Edwards v A-G of Canada (1930)

Statue of Nellie McClung holding Women Are Persons paper

The Famous Five, Nellie McClung statue by Douglas Sprott [CC BY-NC 2.0(https://creativecommons.org/licenses/by-nc/2.0/)]

Parliament first granted some women a vote in some elections in 1869. It took a further 60 years before women were granted the vote on the same basis as men. Similarly, the argument that women were persons, just as much as men, were first made in the courts in 1868, and once again it took a further 60 years for the Judicial Committee of the Privy Council in Edwards v Attorney General of Canada to agree.

Edwards is the last of the so-called ‘persons’ cases. In these women argued, that they, like men, were persons and therefore entitled to the same rights as men.
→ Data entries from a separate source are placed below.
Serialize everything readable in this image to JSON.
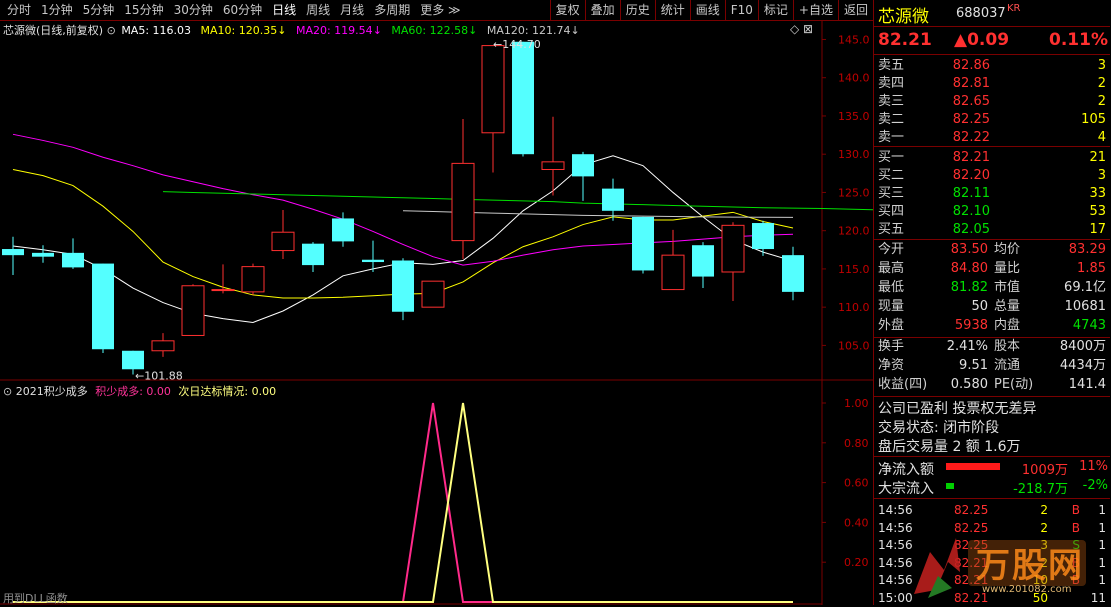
{
  "toolbar": {
    "left": [
      "分时",
      "1分钟",
      "5分钟",
      "15分钟",
      "30分钟",
      "60分钟",
      "日线",
      "周线",
      "月线",
      "多周期",
      "更多 ≫"
    ],
    "active": "日线",
    "right": [
      "复权",
      "叠加",
      "历史",
      "统计",
      "画线",
      "F10",
      "标记",
      "+自选",
      "返回"
    ]
  },
  "main_header": {
    "name": "芯源微(日线,前复权)",
    "ma5": "MA5: 116.03",
    "ma10": "MA10: 120.35",
    "ma20": "MA20: 119.54",
    "ma60": "MA60: 122.58",
    "ma120": "MA120: 121.74",
    "max_label": "144.70",
    "min_label": "101.88"
  },
  "sub_header": {
    "name": "2021积少成多",
    "ind1": "积少成多: 0.00",
    "ind2": "次日达标情况: 0.00",
    "footer": "用到DLL函数"
  },
  "colors": {
    "up": "#ff3030",
    "down": "#54ffff",
    "ma5": "#ffffff",
    "ma10": "#ffff00",
    "ma20": "#ff00ff",
    "ma60": "#00e000",
    "ma120": "#c8c8c8",
    "grid": "#7a0000"
  },
  "chart_data": [
    {
      "type": "candlestick",
      "title": "芯源微(日线,前复权)",
      "y_ticks": [
        "145.0",
        "140.0",
        "135.0",
        "130.0",
        "125.0",
        "120.0",
        "115.0",
        "110.0",
        "105.0"
      ],
      "ylim": [
        101.0,
        146.5
      ],
      "candles": [
        {
          "o": 117.6,
          "c": 116.8,
          "h": 119.2,
          "l": 114.2
        },
        {
          "o": 117.1,
          "c": 116.6,
          "h": 118.1,
          "l": 115.8
        },
        {
          "o": 117.1,
          "c": 115.2,
          "h": 119.0,
          "l": 115.0
        },
        {
          "o": 115.7,
          "c": 104.5,
          "h": 115.7,
          "l": 104.0
        },
        {
          "o": 104.3,
          "c": 101.88,
          "h": 104.3,
          "l": 101.2
        },
        {
          "o": 104.3,
          "c": 105.6,
          "h": 106.6,
          "l": 103.5
        },
        {
          "o": 106.3,
          "c": 112.8,
          "h": 113.0,
          "l": 106.3
        },
        {
          "o": 112.2,
          "c": 112.3,
          "h": 115.6,
          "l": 111.8
        },
        {
          "o": 112.0,
          "c": 115.3,
          "h": 115.7,
          "l": 111.6
        },
        {
          "o": 117.4,
          "c": 119.8,
          "h": 122.7,
          "l": 116.3
        },
        {
          "o": 118.3,
          "c": 115.5,
          "h": 118.5,
          "l": 114.6
        },
        {
          "o": 121.6,
          "c": 118.6,
          "h": 122.4,
          "l": 117.9
        },
        {
          "o": 116.2,
          "c": 115.9,
          "h": 118.7,
          "l": 114.6
        },
        {
          "o": 116.1,
          "c": 109.4,
          "h": 116.4,
          "l": 108.3
        },
        {
          "o": 110.0,
          "c": 113.4,
          "h": 113.4,
          "l": 110.0
        },
        {
          "o": 118.7,
          "c": 128.8,
          "h": 134.6,
          "l": 116.3
        },
        {
          "o": 132.8,
          "c": 144.2,
          "h": 144.2,
          "l": 127.6
        },
        {
          "o": 144.7,
          "c": 130.0,
          "h": 144.7,
          "l": 129.7
        },
        {
          "o": 128.0,
          "c": 129.0,
          "h": 134.9,
          "l": 124.6
        },
        {
          "o": 130.0,
          "c": 127.1,
          "h": 130.3,
          "l": 123.9
        },
        {
          "o": 125.5,
          "c": 122.6,
          "h": 126.8,
          "l": 121.3
        },
        {
          "o": 121.8,
          "c": 114.8,
          "h": 121.8,
          "l": 114.4
        },
        {
          "o": 112.3,
          "c": 116.8,
          "h": 120.1,
          "l": 112.3
        },
        {
          "o": 118.1,
          "c": 114.0,
          "h": 118.5,
          "l": 112.5
        },
        {
          "o": 114.6,
          "c": 120.7,
          "h": 121.1,
          "l": 110.8
        },
        {
          "o": 121.0,
          "c": 117.6,
          "h": 121.3,
          "l": 116.7
        },
        {
          "o": 116.8,
          "c": 112.0,
          "h": 117.9,
          "l": 110.9
        }
      ],
      "series": [
        {
          "name": "MA5",
          "values": [
            118.0,
            117.5,
            116.9,
            115.0,
            112.5,
            110.6,
            109.2,
            108.5,
            108.0,
            109.5,
            111.6,
            114.1,
            115.0,
            115.8,
            115.6,
            116.1,
            119.0,
            122.6,
            125.2,
            128.6,
            129.8,
            128.5,
            125.0,
            121.8,
            118.8,
            117.2,
            116.03
          ]
        },
        {
          "name": "MA10",
          "values": [
            128.0,
            127.2,
            125.9,
            123.2,
            119.9,
            115.9,
            114.0,
            112.6,
            111.6,
            111.2,
            111.2,
            111.3,
            111.5,
            111.7,
            111.8,
            113.3,
            115.8,
            117.9,
            119.2,
            120.8,
            121.8,
            121.4,
            121.4,
            121.9,
            122.4,
            121.2,
            120.35
          ]
        },
        {
          "name": "MA20",
          "values": [
            132.6,
            131.8,
            130.9,
            129.6,
            128.5,
            127.3,
            126.4,
            125.5,
            124.7,
            124.0,
            122.8,
            121.5,
            119.9,
            118.2,
            116.6,
            115.5,
            116.0,
            116.8,
            117.5,
            118.0,
            118.2,
            118.4,
            118.6,
            118.9,
            119.2,
            119.4,
            119.54
          ]
        },
        {
          "name": "MA60",
          "values": [
            125.1,
            125.0,
            124.9,
            124.8,
            124.7,
            124.6,
            124.5,
            124.4,
            124.3,
            124.2,
            124.1,
            124.0,
            123.9,
            123.8,
            123.6,
            123.5,
            123.4,
            123.3,
            123.2,
            123.1,
            123.0,
            122.95,
            122.9,
            122.8,
            122.7,
            122.6,
            122.58
          ],
          "start": 5
        },
        {
          "name": "MA120",
          "values": [
            122.6,
            122.5,
            122.4,
            122.3,
            122.2,
            122.1,
            122.0,
            121.95,
            121.9,
            121.85,
            121.8,
            121.78,
            121.76,
            121.74
          ],
          "start": 13
        }
      ]
    },
    {
      "type": "line",
      "title": "2021积少成多",
      "y_ticks": [
        "1.00",
        "0.80",
        "0.60",
        "0.40",
        "0.20"
      ],
      "ylim": [
        0,
        1.0
      ],
      "series": [
        {
          "name": "积少成多",
          "values": [
            0,
            0,
            0,
            0,
            0,
            0,
            0,
            0,
            0,
            0,
            0,
            0,
            0,
            0,
            1,
            0,
            0,
            0,
            0,
            0,
            0,
            0,
            0,
            0,
            0,
            0,
            0
          ]
        },
        {
          "name": "次日达标情况",
          "values": [
            0,
            0,
            0,
            0,
            0,
            0,
            0,
            0,
            0,
            0,
            0,
            0,
            0,
            0,
            0,
            1,
            0,
            0,
            0,
            0,
            0,
            0,
            0,
            0,
            0,
            0,
            0
          ]
        }
      ]
    }
  ],
  "quote": {
    "name": "芯源微",
    "code": "688037",
    "market": "KR",
    "price": "82.21",
    "change": "▲0.09",
    "pct": "0.11%",
    "sell": [
      {
        "label": "卖五",
        "price": "82.86",
        "vol": "3"
      },
      {
        "label": "卖四",
        "price": "82.81",
        "vol": "2"
      },
      {
        "label": "卖三",
        "price": "82.65",
        "vol": "2"
      },
      {
        "label": "卖二",
        "price": "82.25",
        "vol": "105"
      },
      {
        "label": "卖一",
        "price": "82.22",
        "vol": "4"
      }
    ],
    "buy": [
      {
        "label": "买一",
        "price": "82.21",
        "vol": "21"
      },
      {
        "label": "买二",
        "price": "82.20",
        "vol": "3"
      },
      {
        "label": "买三",
        "price": "82.11",
        "vol": "33"
      },
      {
        "label": "买四",
        "price": "82.10",
        "vol": "53"
      },
      {
        "label": "买五",
        "price": "82.05",
        "vol": "17"
      }
    ],
    "stats": [
      {
        "l1": "今开",
        "v1": "83.50",
        "l2": "均价",
        "v2": "83.29",
        "c1": "red",
        "c2": "red"
      },
      {
        "l1": "最高",
        "v1": "84.80",
        "l2": "量比",
        "v2": "1.85",
        "c1": "red",
        "c2": "red"
      },
      {
        "l1": "最低",
        "v1": "81.82",
        "l2": "市值",
        "v2": "69.1亿",
        "c1": "green",
        "c2": "wht"
      },
      {
        "l1": "现量",
        "v1": "50",
        "l2": "总量",
        "v2": "10681",
        "c1": "wht",
        "c2": "wht"
      },
      {
        "l1": "外盘",
        "v1": "5938",
        "l2": "内盘",
        "v2": "4743",
        "c1": "red",
        "c2": "green"
      }
    ],
    "stats2": [
      {
        "l1": "换手",
        "v1": "2.41%",
        "l2": "股本",
        "v2": "8400万"
      },
      {
        "l1": "净资",
        "v1": "9.51",
        "l2": "流通",
        "v2": "4434万"
      },
      {
        "l1": "收益(四)",
        "v1": "0.580",
        "l2": "PE(动)",
        "v2": "141.4"
      }
    ],
    "info": [
      "公司已盈利 投票权无差异",
      "交易状态: 闭市阶段",
      "盘后交易量 2 额 1.6万"
    ],
    "flows": [
      {
        "label": "净流入额",
        "value": "1009万",
        "pct": "11%"
      },
      {
        "label": "大宗流入",
        "value": "-218.7万",
        "pct": "-2%"
      }
    ],
    "ticks": [
      {
        "t": "14:56",
        "p": "82.25",
        "v": "2",
        "s": "B",
        "n": "1"
      },
      {
        "t": "14:56",
        "p": "82.25",
        "v": "2",
        "s": "B",
        "n": "1"
      },
      {
        "t": "14:56",
        "p": "82.25",
        "v": "3",
        "s": "S",
        "n": "1"
      },
      {
        "t": "14:56",
        "p": "82.21",
        "v": "2",
        "s": "B",
        "n": "1"
      },
      {
        "t": "14:56",
        "p": "82.21",
        "v": "10",
        "s": "B",
        "n": "1"
      },
      {
        "t": "15:00",
        "p": "82.21",
        "v": "50",
        "s": "",
        "n": "11"
      }
    ],
    "watermark": "万股网",
    "watermark_url": "www.201082.com"
  }
}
In Edwards the Judicial Committee of the Privy Council agreed.

‘During those sixty years various women’s campaign groups protested; lobbied politicians to introduce legislation; brought legal challenges and organised themselves to fight for greater equality … The persons cases demonstrate how women needed to adopt all three forms of action’.

Sarah Mercer

Black and white photo of Unveiling Plaque to Valiant Five with five women and one man in front of the plaque

Unveiling Plaque to Valiant Five by Rt. Hon. W.L. Mackenzie King by Eugene M Finn (11 June 1938, no. 3535150) from Library and Archives Canada

The full version of this landmark was written by Sarah Mercer.

 

Learn More

Famou5 Foundation, ‘The Famous Five: The Women’ http://www.famou5.ca/the-famous-five-women/

First Women in Canadian Politics http://herstory-canada.tumblr.com

Historica Canada, ‘Persons Case’ http://www.thecanadianencyclopedia.ca/en/article/persons-case/